The judge who ruled against him on March 18, Dr Sandra Lepore, had 90 days to provide full written reasons for her decision and could take until June to do so.
In the absence of that document, Kerr concluded that while Cellino had received a conviction under Italian law – a fact his legal team disputed – there was no evidence to prove that his offence was dishonest and in breach of Football League rules. Lepore’s written verdict could yet change that and invite the League to reapply its Owners and Directors Test.
Cellino’s lawyers are said to be relaxed about the possibility, in part because Dr Lepore did not debate Cellino’s honesty during last month’s case.
The maximum fine for his offence is some four million euros, and the lower limit 700,000 euros. Cellino was fined 600,000 euros, an anomaly which one legal analyst described as a “classic example of the Italian justice system.”
Where Leeds are concerned, the 57-year-old is not waiting for the tax evasion case to develop further. His takeover was officially completed 48 hours ago and the deferred wages owed to United’s playing staff should be transferred before the close of business today. No less urgent was the payment of an overdue tax bill which HMRC has been chasing.
Cellino has also made moves to organise a five-man club board on which Eleonora will outnumber GFH three to two. Sources close to him, meanwhile, expect an agreement to be reached which will see United managing director David Haigh sever all ties with the club in the near future.
Haigh negotiated the role of chief executive when Cellino agreed terms with GFH in January and, with Cellino in charge, is contracted to that job until the end of the season. But an attempt was made by the Italian’s lawyers to oust Haigh on Monday and, having missed Saturday’s match away to Wigan Athletic, he did not attend Tuesday’s 3-0 defeat at Watford.

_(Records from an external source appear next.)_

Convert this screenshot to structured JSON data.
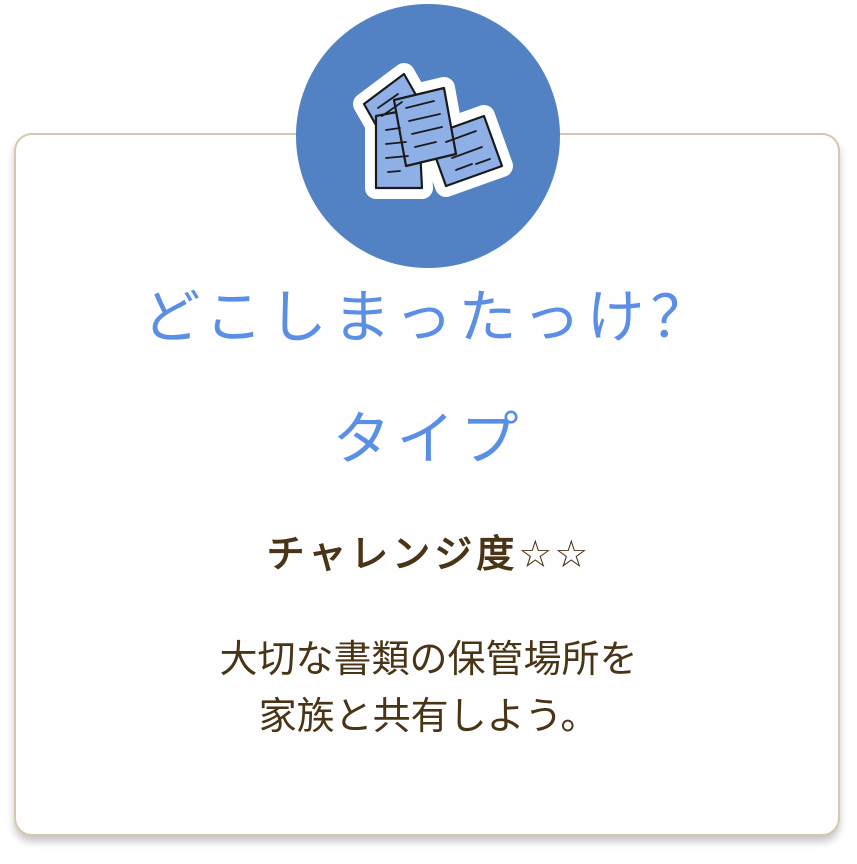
{
  "card": {
    "title_line1": "どこしまったっけ？",
    "title_line2": "タイプ",
    "challenge_label": "チャレンジ度",
    "challenge_stars": "☆☆",
    "description_line1": "大切な書類の保管場所を",
    "description_line2": "家族と共有しよう。"
  },
  "badge": {
    "icon": "documents-icon"
  },
  "colors": {
    "badge_blue": "#5282c3",
    "paper_blue": "#8fb0e6",
    "title_blue": "#5b8fe6",
    "text_brown": "#4a3416",
    "card_border": "#d6c7ad"
  }
}
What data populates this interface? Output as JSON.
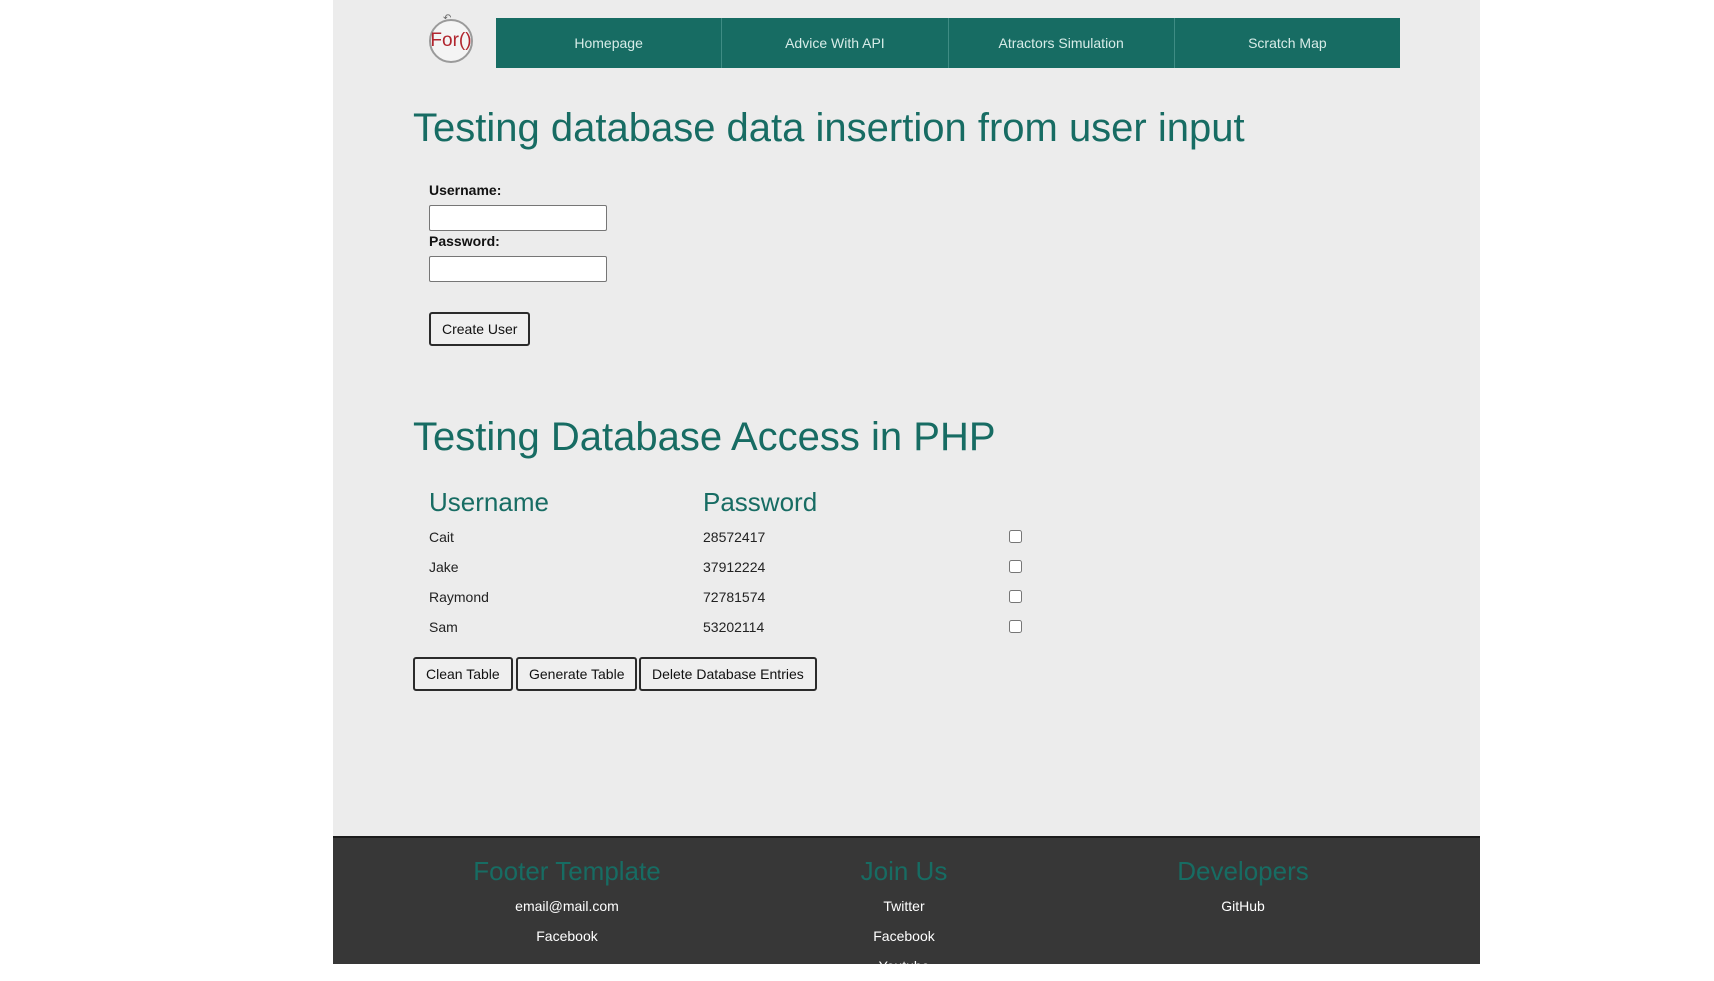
{
  "header": {
    "logo_text": "For()",
    "nav": [
      {
        "label": "Homepage"
      },
      {
        "label": "Advice With API"
      },
      {
        "label": "Atractors Simulation"
      },
      {
        "label": "Scratch Map"
      }
    ]
  },
  "insert_section": {
    "title": "Testing database data insertion from user input",
    "username_label": "Username:",
    "username_value": "",
    "password_label": "Password:",
    "password_value": "",
    "create_button": "Create User"
  },
  "access_section": {
    "title": "Testing Database Access in PHP",
    "columns": [
      "Username",
      "Password"
    ],
    "rows": [
      {
        "username": "Cait",
        "password": "28572417",
        "checked": false
      },
      {
        "username": "Jake",
        "password": "37912224",
        "checked": false
      },
      {
        "username": "Raymond",
        "password": "72781574",
        "checked": false
      },
      {
        "username": "Sam",
        "password": "53202114",
        "checked": false
      }
    ],
    "buttons": {
      "clean": "Clean Table",
      "generate": "Generate Table",
      "delete": "Delete Database Entries"
    }
  },
  "footer": {
    "template": {
      "title": "Footer Template",
      "links": [
        "email@mail.com",
        "Facebook"
      ]
    },
    "join": {
      "title": "Join Us",
      "links": [
        "Twitter",
        "Facebook",
        "Youtube"
      ]
    },
    "developers": {
      "title": "Developers",
      "links": [
        "GitHub"
      ]
    }
  },
  "colors": {
    "accent": "#176c63",
    "logo_red": "#b1252e",
    "footer_bg": "#373737",
    "page_bg": "#ececec"
  }
}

First-team manager Brian McDermott remains in his job despite that result, though he was plainly aware of the threat to him after a performance he described as “nonsense”.
Cellino, who was in the stands for the first time in over a month, watched Leeds collapse without a fight at Vicarage Road, leaving McDermott at increasing risk of the sack.

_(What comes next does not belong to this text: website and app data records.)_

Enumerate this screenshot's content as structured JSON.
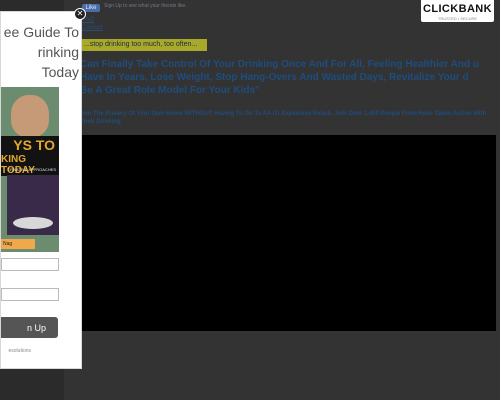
{
  "social": {
    "like_label": "Like",
    "like_text": "Sign Up to see what your friends like."
  },
  "clickbank": {
    "logo": "CLICKBANK",
    "tagline": "TRUSTED • SECURE"
  },
  "nav": {
    "links": [
      "FAQ",
      "Contact"
    ]
  },
  "highlight": {
    "text": "...stop drinking too much, too often..."
  },
  "headline": "Can Finally Take Control Of Your Drinking Once And For All, Feeling Healthier And u Have In Years, Lose Weight, Stop Hang-Overs And Wasted Days, Revitalize Your d Be A Great Role Model For Your Kids\"",
  "subheadline": "rom The Privacy Of Your Own Home WITHOUT Having To Go To AA Or Expensive Rehab. Join Over 1,400 People From Have Taken Action With Their Drinking",
  "modal": {
    "title": "ee Guide To\nrinking Today",
    "book": {
      "line1": "YS TO",
      "line2": "KING TODAY",
      "line3": "ERNATIVE APPROACHES",
      "tag": "Nag"
    },
    "signup_label": "n Up",
    "footer": "esolutions"
  },
  "colors": {
    "headline": "#1e4d7e",
    "highlight_bg": "#a8a82a",
    "overlay": "#333333"
  }
}
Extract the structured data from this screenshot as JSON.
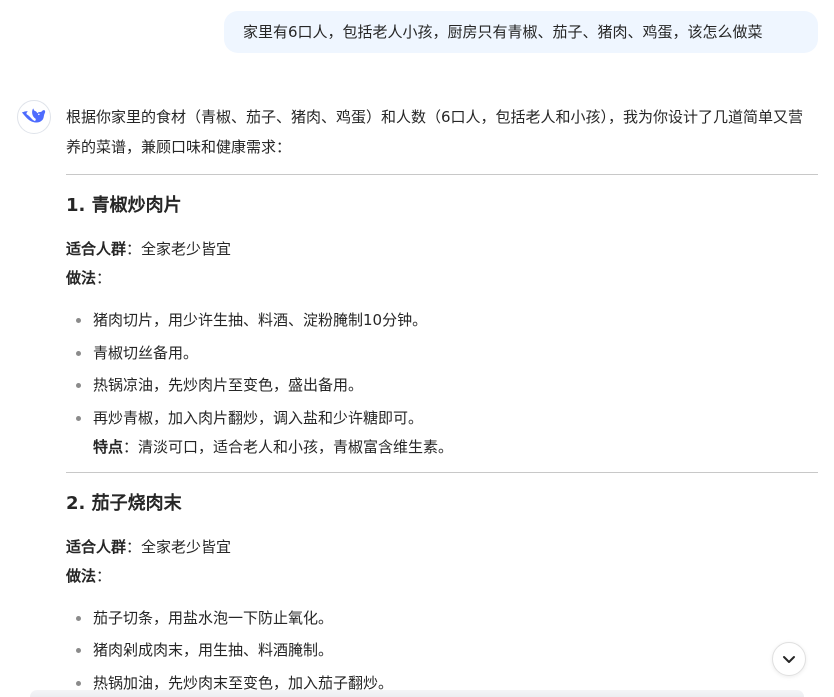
{
  "user_message": "家里有6口人，包括老人小孩，厨房只有青椒、茄子、猪肉、鸡蛋，该怎么做菜",
  "assistant": {
    "avatar_icon": "deepseek-whale-logo",
    "accent_color": "#4d6bfe",
    "intro": "根据你家里的食材（青椒、茄子、猪肉、鸡蛋）和人数（6口人，包括老人和小孩），我为你设计了几道简单又营养的菜谱，兼顾口味和健康需求：",
    "recipes": [
      {
        "title": "1. 青椒炒肉片",
        "audience_label": "适合人群",
        "audience_value": "：全家老少皆宜",
        "method_label": "做法",
        "method_suffix": "：",
        "steps": [
          "猪肉切片，用少许生抽、料酒、淀粉腌制10分钟。",
          "青椒切丝备用。",
          "热锅凉油，先炒肉片至变色，盛出备用。",
          "再炒青椒，加入肉片翻炒，调入盐和少许糖即可。"
        ],
        "feature_label": "特点",
        "feature_value": "：清淡可口，适合老人和小孩，青椒富含维生素。"
      },
      {
        "title": "2. 茄子烧肉末",
        "audience_label": "适合人群",
        "audience_value": "：全家老少皆宜",
        "method_label": "做法",
        "method_suffix": "：",
        "steps": [
          "茄子切条，用盐水泡一下防止氧化。",
          "猪肉剁成肉末，用生抽、料酒腌制。",
          "热锅加油，先炒肉末至变色，加入茄子翻炒。"
        ]
      }
    ]
  },
  "scroll_button_icon": "chevron-down-icon"
}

The United boss is still expected to be in charge for Saturday’s meeting with Blackpool but he said: “We’ve been doing this too much. I’ve got to get 11 characters out on the pitch at Elland Road on Saturday, players who’ve got the bottle to play.
“I’m under pressure because of our results but what I’m pleased about is that the ownership situation is sorted out. We really don’t need to speak about that anymore. We can talk about football and nothing else.”